Non-Solicitation of Patients

During the term, and for 12 months thereafter, Physician may not solicit patients of the Practice.  However, following termination of employment, Practice will honor patients’ freedom of choice and upon a patient’s request will inform the patient of Physician’s new contact information.

Non-Solicitation of Employees

During the term, and for 12 months thereafter, Physician may not recruit, solicit, or induce to terminate their employment or other relationship with the Practice, any employee or independent contractor of the Practice.

Physician Employment Agreements – Non-Solicit Clauses:  What Do These Mean?

Physician non-solicitation clauses are designed to prevent the departing physician from poaching the practice’s patients and people.  Really, these clauses seek to prevent a departing physician from messing with the practice’s business.  Seems fair enough, right?

Physician Employment Agreements – Non-Solicit Clauses:  Are These Enforceable?

It depends on how broad the physician non-solicitation clause is.  Generally speaking, the more narrowly drawn (i.e. the less restrictive) the non-solicit clause, the more enforceable it is.  The examples above are more or less reasonable and would likely be enforceable.  But we’ve seen some really over-reaching agreements.

The more important issue, practically speaking, is not whether the physician non-solicit agreement is enforceable, what really matters is whether the practice will seek to enforce it.

Physician Employment Agreements – Non-Solicit Clauses:  What Should I Do?

Duh … call an employment lawyer.  First of all, we’re delightful! 

Second, we can help you analyze how enforceable your non-solicit agreement is, the likelihood of your former practice seeking to enforce it, and what you can do to protect yourself.

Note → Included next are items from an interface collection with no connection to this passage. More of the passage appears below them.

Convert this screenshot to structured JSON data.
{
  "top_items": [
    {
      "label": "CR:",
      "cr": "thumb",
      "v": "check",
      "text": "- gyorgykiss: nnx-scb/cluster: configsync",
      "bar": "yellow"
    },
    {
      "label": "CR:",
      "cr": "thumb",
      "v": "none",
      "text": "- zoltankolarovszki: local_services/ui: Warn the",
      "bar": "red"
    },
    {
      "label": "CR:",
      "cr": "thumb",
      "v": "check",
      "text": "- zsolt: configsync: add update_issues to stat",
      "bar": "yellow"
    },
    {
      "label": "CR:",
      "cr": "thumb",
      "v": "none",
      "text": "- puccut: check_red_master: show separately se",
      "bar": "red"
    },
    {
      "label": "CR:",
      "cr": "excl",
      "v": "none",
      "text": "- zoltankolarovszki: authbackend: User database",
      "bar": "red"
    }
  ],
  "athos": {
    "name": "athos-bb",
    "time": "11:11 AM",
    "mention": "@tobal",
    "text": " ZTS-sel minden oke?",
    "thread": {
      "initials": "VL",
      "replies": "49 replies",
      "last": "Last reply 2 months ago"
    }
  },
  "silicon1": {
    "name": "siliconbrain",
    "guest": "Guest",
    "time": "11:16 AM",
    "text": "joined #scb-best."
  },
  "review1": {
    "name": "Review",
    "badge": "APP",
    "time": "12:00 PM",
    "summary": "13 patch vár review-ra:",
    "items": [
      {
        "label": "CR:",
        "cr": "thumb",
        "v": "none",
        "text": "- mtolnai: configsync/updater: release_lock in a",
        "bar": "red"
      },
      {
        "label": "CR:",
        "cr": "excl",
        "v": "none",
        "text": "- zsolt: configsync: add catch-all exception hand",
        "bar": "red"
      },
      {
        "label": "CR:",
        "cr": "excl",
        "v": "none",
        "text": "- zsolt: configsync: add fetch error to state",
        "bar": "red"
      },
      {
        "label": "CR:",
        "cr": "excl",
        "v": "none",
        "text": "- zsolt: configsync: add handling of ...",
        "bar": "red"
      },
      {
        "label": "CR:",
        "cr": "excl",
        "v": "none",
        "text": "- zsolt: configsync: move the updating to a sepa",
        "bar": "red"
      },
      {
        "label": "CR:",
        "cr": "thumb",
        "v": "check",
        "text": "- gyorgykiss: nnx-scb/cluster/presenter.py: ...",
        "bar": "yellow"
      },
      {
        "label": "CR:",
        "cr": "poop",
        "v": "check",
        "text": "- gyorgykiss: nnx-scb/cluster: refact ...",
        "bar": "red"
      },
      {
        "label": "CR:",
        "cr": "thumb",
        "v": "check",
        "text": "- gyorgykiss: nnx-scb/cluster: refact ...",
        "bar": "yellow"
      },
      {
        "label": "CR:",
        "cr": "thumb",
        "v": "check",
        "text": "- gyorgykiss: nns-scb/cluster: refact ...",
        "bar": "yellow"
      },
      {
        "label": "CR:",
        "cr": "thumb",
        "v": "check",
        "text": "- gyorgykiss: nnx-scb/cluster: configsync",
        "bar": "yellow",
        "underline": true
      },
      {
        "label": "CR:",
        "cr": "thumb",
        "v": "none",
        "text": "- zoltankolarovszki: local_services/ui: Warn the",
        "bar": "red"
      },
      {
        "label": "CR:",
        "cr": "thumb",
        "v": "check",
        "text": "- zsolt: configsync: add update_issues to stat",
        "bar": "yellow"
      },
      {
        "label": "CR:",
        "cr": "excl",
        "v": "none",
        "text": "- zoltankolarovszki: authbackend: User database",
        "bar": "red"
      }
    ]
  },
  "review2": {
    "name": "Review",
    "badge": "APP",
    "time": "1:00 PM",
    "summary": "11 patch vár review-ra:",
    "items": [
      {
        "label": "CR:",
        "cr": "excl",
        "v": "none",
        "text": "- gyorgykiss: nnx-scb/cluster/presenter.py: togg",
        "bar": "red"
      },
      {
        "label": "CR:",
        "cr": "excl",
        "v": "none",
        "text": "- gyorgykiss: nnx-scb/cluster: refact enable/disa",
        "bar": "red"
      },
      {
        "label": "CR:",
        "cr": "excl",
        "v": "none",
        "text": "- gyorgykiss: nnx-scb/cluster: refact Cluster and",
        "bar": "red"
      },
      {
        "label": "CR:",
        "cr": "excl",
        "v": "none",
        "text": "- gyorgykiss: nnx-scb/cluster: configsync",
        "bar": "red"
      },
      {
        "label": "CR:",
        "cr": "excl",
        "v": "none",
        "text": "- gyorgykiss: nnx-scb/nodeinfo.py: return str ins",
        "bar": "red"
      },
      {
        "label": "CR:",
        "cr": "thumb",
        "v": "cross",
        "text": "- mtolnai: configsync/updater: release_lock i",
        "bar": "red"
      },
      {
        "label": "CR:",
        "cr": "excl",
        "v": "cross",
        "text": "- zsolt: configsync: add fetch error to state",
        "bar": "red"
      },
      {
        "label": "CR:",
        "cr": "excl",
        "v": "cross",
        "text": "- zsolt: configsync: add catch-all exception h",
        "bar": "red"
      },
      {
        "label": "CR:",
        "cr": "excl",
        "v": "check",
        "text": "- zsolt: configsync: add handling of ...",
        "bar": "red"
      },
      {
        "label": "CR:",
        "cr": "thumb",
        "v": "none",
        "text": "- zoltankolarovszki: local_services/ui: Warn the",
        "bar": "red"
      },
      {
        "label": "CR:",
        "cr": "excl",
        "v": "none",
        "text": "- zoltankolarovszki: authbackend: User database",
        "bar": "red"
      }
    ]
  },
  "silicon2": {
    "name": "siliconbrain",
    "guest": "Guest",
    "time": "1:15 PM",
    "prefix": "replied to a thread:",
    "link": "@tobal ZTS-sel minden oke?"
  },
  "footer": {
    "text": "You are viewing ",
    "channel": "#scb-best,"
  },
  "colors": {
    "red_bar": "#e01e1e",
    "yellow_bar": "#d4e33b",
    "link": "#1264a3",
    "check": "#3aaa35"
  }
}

We have handled hundreds of physician employment agreements throughout the country.  If you need help reviewing, revising or negotiating your physician employment agreement, call or email us any time.  We are here to help.